Expanded programme on immunization

International Review of the Expanded Programme on Immunization in Solomon Islands, November 2012

Share

Publication details

Number of pages: 24
Publication date: 2013
ISBN: 978 92 9061 628 3

Downloads

Executive summary

In November 2012, representatives of the World Health Organization (WHO), United Nations Children’s Fund (UNICEF), GAVI Alliance, and Japan International Cooperation Agency (JICA) conducted a review of Solomon Island’s Expanded Programme on Immunization (EPI), which marked the first programme review in the country. The agencies confirmed a high level of international commitment and support for the programme, and identified a number of issues and recommendations that are highlighted in this report. The review focused primarily on operational analyses rather than on reporting or analysing new data on coverage rates or other performance indicators.

An accessible and well-functioning immunization programme should be a key component of public health services in every country. Strengthening routine immunization services is crucial to achieve the Millennium Development Goal 4 of reducing deaths among under-five children by two-thirds by 2015 compared to 1990. Immunizations are highly cost-effective, and as such, they are a useful benchmark for measuring the effectiveness of government investments in public health and should be one of the highest priorities for government health expenditure. The Solomon Islands’ achievements in immunizations are considerable.

Over the past few years, routine vaccination coverage has shown improvement. The country has remained polio-free. Supplementary immunization activities have successfully enabled control of measles, and Solomon Islands is likely to have achieved the regional goal of measles elimination. The incidence of polio, measles and maternal and neonatal tetanus (MNT) has been sustained at zero level across the country. New life-saving vaccines like Haemophilus Influenzae type b (Hib) vaccine have been added to the national immunization schedule.

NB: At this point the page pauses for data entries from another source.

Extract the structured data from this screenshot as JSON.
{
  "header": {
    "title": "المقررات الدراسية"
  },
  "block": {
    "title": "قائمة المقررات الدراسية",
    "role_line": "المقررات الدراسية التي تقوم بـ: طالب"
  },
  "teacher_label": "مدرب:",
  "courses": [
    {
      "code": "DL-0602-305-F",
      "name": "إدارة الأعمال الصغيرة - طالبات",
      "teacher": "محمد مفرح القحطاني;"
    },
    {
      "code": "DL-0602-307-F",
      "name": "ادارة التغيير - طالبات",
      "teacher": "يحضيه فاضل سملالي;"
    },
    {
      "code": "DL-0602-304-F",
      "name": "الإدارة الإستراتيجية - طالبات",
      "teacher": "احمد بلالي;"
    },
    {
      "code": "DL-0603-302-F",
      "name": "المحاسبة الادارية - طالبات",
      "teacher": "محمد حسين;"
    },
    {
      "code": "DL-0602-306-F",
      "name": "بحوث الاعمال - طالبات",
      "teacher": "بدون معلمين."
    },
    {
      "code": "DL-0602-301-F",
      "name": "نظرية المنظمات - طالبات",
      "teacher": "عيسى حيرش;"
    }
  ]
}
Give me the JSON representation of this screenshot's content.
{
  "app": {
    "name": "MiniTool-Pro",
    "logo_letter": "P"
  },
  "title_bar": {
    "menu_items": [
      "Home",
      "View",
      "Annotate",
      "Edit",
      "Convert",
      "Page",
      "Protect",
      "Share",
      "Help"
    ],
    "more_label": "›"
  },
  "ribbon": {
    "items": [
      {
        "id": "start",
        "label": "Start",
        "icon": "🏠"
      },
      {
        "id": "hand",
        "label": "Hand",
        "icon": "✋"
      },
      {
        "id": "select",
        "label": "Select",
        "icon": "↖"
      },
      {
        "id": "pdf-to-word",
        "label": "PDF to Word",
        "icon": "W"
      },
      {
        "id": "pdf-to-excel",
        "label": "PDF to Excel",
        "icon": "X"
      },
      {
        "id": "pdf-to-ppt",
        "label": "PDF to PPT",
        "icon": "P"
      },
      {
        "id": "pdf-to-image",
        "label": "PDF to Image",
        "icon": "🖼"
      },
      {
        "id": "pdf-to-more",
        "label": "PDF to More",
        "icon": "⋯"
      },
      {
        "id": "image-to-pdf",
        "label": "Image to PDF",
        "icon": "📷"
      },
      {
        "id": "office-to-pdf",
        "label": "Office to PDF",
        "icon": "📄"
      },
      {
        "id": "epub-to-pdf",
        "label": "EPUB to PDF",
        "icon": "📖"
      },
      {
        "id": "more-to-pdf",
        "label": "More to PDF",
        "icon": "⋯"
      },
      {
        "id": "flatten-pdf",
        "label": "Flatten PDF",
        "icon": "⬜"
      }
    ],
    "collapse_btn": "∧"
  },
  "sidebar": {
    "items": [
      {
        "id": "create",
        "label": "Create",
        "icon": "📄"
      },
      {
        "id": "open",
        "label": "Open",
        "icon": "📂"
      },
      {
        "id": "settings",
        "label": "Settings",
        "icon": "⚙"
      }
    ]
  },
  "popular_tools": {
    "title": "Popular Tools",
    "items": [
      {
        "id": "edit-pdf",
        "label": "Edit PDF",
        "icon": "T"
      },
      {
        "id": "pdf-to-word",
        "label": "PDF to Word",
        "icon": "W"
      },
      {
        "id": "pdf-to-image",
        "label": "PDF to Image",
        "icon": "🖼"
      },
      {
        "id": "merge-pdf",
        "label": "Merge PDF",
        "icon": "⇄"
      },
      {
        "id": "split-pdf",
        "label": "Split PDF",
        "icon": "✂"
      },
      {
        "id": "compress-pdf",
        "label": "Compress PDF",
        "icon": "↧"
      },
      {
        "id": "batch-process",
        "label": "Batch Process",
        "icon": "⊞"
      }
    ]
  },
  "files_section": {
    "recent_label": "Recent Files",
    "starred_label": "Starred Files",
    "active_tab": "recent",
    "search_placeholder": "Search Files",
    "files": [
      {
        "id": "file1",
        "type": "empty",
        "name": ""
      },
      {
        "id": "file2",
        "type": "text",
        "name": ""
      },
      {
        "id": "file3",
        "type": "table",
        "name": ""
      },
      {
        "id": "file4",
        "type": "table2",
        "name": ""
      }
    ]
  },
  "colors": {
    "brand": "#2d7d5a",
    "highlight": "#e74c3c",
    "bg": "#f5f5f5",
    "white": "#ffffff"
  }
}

Despite this progress, however, routine vaccination coverage in many areas remains low, and many children are vaccinated late.

The key findings of the review include: different estimates for the number of target children; inadequate cold chain; weak vaccine management; inadequate earmarked funds for outreach, supervision and transportation at health facility level; delayed arrival of funds and lack of knowledge about EPI funds; weak data management; lack of guidelines on adverse events following immunization (AEFI); lack of appropriate equipment for disposal of immunization waste; lack of EPI microplanning; and insufficient regular supportive supervision.

The review team identified several priority areas for consideration by the Government to expand the scope and increase the impact of EPI in Solomon Islands.

Priority recommendations are as follows:

  • Establish a national system of birth registration.
  • Reassess the cold chain status of health facilities, develop a replacement plan with costing, and designate and protect the budget planned for maintenance at health facility level.
  • Forecast and procure vaccines based on targets and needs.
  • Develop a national EPI plan including costings for outreach, supervision and transportation at subnational level and earmarking sufficient funds for the above needs for each province.
  • Strengthen data management at all levels.
  • Develop national guidelines and conduct training for health staff from national to health centre levels on AEFI management and reporting.
  • Provide waste disposal equipment (e.g. drums, incinerators) to health facilities, and strengthen capacity-building at all levels.
  • Ensure all health facilities develop EPI microplans to identify and vaccinate more eligible children.
  • Strengthen regular supportive supervision.